made follows fair trade principles that are so rarely seen in fashion - though I'm not positive about this, even my TOMS shoes are made in China, which is an eyebrow raiser because it's such a good cause yet why are the shoes made in China? by sourcing products in East Africa, made hopes to alleviate poverty "through trade, not aid." the jewelry line is a direct effort from Made Africa which focuses on children and education. the line is surprisingly affordable and the designs are impeccable, unique and best of all, supports a great cause!

here are a couple of my faves:

all are made from either recycled brass, aluminium, bone or handmade raw silk (like the bracelet)
shop more of the collection here

Monday, May 17, 2010

shady lady

Amanda Booth by stylist, Akila Berjaoui

more NSFW loveliness here


" is the mentality of people who wear clothes, how the clothes react to the body in either way physically and mentally.."
-Tomihiro Kono

I stumbled upon Metal Magazine online and found an article about Tomihiro Kono, a Japanese hairstylist turned designer, photographer, etc.
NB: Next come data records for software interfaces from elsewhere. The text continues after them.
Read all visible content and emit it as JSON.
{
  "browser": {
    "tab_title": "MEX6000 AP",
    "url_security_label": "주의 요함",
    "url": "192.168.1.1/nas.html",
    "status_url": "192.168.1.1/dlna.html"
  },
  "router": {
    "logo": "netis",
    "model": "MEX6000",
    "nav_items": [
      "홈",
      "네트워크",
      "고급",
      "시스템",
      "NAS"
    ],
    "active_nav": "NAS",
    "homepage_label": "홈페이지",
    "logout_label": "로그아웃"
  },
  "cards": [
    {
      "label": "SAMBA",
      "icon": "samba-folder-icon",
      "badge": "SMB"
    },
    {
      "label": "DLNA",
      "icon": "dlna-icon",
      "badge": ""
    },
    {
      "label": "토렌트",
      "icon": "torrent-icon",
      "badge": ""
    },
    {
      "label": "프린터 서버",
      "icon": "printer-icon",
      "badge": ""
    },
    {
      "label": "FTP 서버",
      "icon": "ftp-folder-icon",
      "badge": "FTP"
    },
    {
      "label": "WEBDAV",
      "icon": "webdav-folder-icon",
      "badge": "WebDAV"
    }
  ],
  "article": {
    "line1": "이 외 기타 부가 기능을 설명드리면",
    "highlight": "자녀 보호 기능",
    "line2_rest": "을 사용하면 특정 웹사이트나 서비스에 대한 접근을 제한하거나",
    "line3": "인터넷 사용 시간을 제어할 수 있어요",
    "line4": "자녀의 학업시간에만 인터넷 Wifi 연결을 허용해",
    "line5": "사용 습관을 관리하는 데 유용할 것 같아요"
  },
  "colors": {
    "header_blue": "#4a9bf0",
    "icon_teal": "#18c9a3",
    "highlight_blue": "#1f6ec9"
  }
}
Kono designed this installation in London that is a representation of the constricting nature of humans through birth and death - where clothes constrict us from seeing "real beauty" and where, in death, we finally have mental freedom.
"in the moment that we are born in our mother's foetus the act as restraining our body begins and with it our all whole life wearing clothes or seeking another way of beauty,making ourselves look beautiful."
though a tad radical, Kono does have a point. the more we buy in to consumerism, the more our actions and beliefs are governed by collective thinking (which isn't always a bad thing, but it gets rid of individuality). read more about this piece here and if you come up with any other interpretation please share!

Constance Jablonski in iD summer 2010

via modelcouture

Thursday, May 13, 2010

why don't you love me?

Georgina Stojiljkovic for Elle Serbia May 2010

I love these photos, but the more I see images of women distressed and dismembered, the more I start believing that these states of being are becoming normalized. yeah, even if it's art, it's still provoking someone's belief (whether the photographer's or stylist's) that it's ok for women to look like this.

the latest from Beyonce, "Why Don't You Love Me?"

photos via mode

true life: i'm a college graduate

it's been 4 days since graduation. I feel no different, look no older, nor speak more professionally. $40,000 down the drain? not quite. there were multiple times throughout the weekend where I could've bitched someone out for cutting me in line at starbucks or for intentionally shaking my seat on an airplane but I did what any mature adult would do...nothing.

Monday, May 3, 2010

etch a miu miu sketch

see more of her amazing drawings here including the geometric Balenciaga 2010 shoes, which she nails to a T

via janelleburger, urbanoutfitters blog

Sunday, May 2, 2010


anything to keep me away from finishing my senior thesis..

via flickr, emmas designblogg, google, modelizing, collecting children's books, upperplayground

have nothing better to do? watch people get shot by a cupcake cannon.